What is a pot of soup, left at the door, in such a situation, but an act of giving life? Coronavirus aside, who else is suffering or in need among us, who might be saved, just for a moment, by a small gift of food? (One in 9 Americans experienced food insecurity at some point in the past year.) This goes past cooking, to simply bringing food; one Twitter thread I saw suggested doing errands and getting groceries so those who are at highest risk can stay safely home.

If the outbreak does indeed demand quarantine and restrict interaction with others, the choice to stay home, cook what you have, and lay low for two weeks is also an act that can save lives. Among all of the breathless news and lack of hard information, one of the best public health pieces I’ve read was by Zeynep Tufekci at Scientific American, arguing that to prepare for quarantine is not alarmist or reactively paranoid, but virtuous in placing the social over the personal and taking an active role in protecting others.

“We should prepare, not because we may feel personally at risk, but so that we can help lessen the risk for everyone. We should prepare not because we are facing a doomsday scenario out of our control, but because we can alter every aspect of this risk we face as a society.”

That piece is an excellent read that lucidly traces out the very real control a society has to balance the burden of risk and diminish it. I recommend it as an antidote to alarmism, superstition, and over-politicization.

I’ve been struck by this and other good writing about the virus as encouragement to remember that my individualism is an illusion; I live in a tightly interlocked society, even if I think I float in a personal bubble of privilege and independence.
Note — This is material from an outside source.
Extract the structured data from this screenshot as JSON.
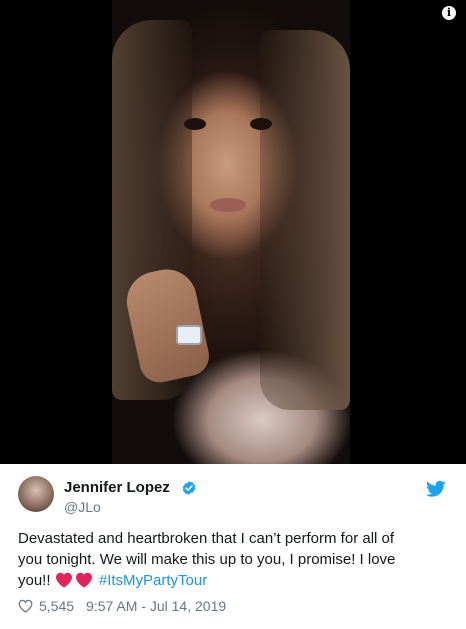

We depend on each other for food, support, connection… and Amazon deliveries (!) whether facing a pandemic or just the throes of cold and flu season.

And in the lightest way I say this: a little quarantine cooking is good practice for me and you, whether it comes to that or not. How’s your pantry? How’s your freezer? Could you eat modestly without shopping for a couple of weeks? We’re so fortunate if we can. If you have food to spare all it takes is a little ingenuity and perhaps a few extra pantry staples. (And recipes of course;
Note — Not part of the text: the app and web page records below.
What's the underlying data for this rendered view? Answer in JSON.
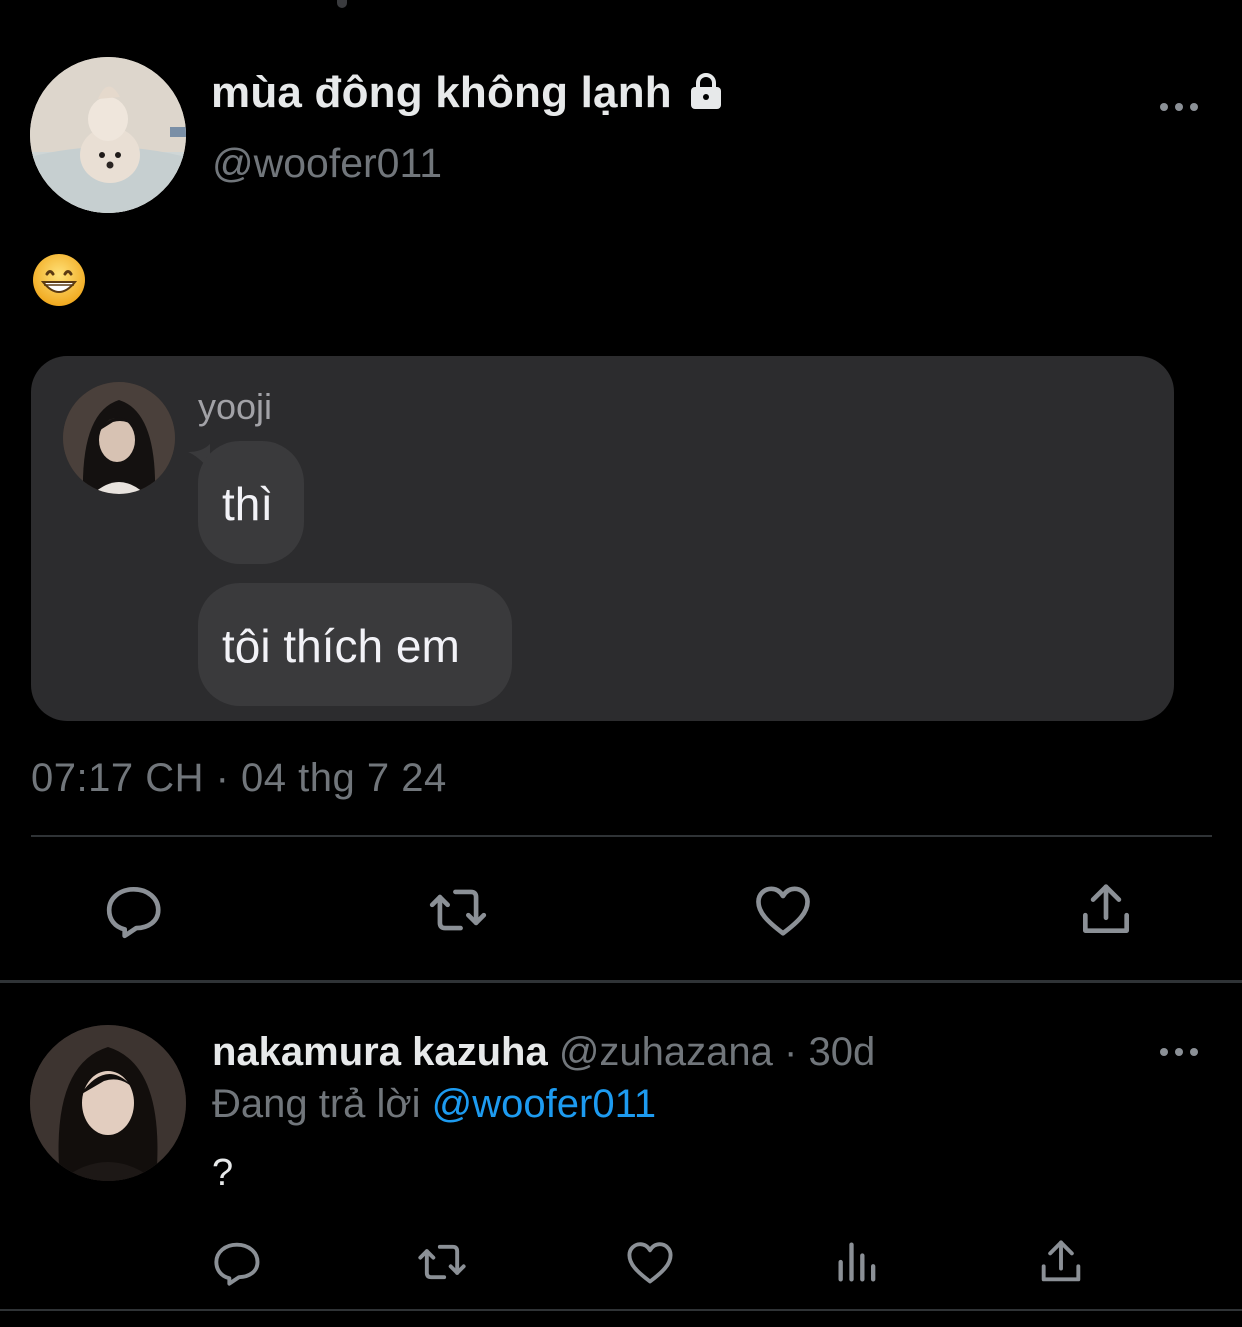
{
  "main_tweet": {
    "display_name": "mùa đông không lạnh",
    "handle": "@woofer011",
    "protected_icon": "lock-icon",
    "body_emoji": "😁",
    "timestamp": "07:17 CH · 04 thg 7 24",
    "attachment": {
      "sender": "yooji",
      "messages": [
        "thì",
        "tôi thích em"
      ]
    },
    "actions": [
      "reply-icon",
      "retweet-icon",
      "like-icon",
      "share-icon"
    ]
  },
  "reply_tweet": {
    "display_name": "nakamura kazuha",
    "handle": "@zuhazana",
    "separator": "·",
    "age": "30d",
    "replying_prefix": "Đang trả lời",
    "replying_to": "@woofer011",
    "text": "?",
    "actions": [
      "reply-icon",
      "retweet-icon",
      "like-icon",
      "views-icon",
      "share-icon"
    ]
  },
  "colors": {
    "background": "#000000",
    "primary_text": "#e7e9ea",
    "secondary_text": "#71767b",
    "link": "#1d9bf0",
    "card": "#2c2c2e",
    "bubble": "#3a3a3c"
  }
}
how about 75 of them

I’m not asking if you have chickpeas to last until 2023. (I have two cans. I checked.) But it’s the highest and finest art in cooking to eat down your pantry and your freezer, to make small, stone soup magics with your canned goods and scraps. And OK sure: stock up on ice cream too. But remember: shopping doesn’t save lives. Home cooking sometimes may.

Singing Happy Birthday while washing my hands,


A long postscript: We have a lot happening this month at Kitchn and here are a few highlights of what’s to come.

  • Forever Kitchens: We visit the kitchens of people who believe they are in their “forever” homes, from a cook living in her space for 60 years, to a newly renovated dream kitchen. What makes these kitchens worth living with forever?
  • Kitchen Essentials Tools Edition: Our list of the tools we believe will help you love cooking more in 2020 will be released on March 13. Consider this our cheat sheet to stocking and polishing your arsenal of kitchen gear.
  • Chicken Championships 2020: Last year we ran four March Madness chicken showdowns (my chicken Marbella opinion: controversial!) and this year we return to the tournament du poulet with four brand-new chicken showdowns to answer: what is the greatest chicken recipe of all?

And one more little treat: About half of you should be seeing that the “Jump to Recipe” shortcut link at the top of recipes is BACK! It’s a simple, old-school way to get you from the top of a post down to the recipe even faster. (If you don’t see it yet, click here to toggle that feature on.)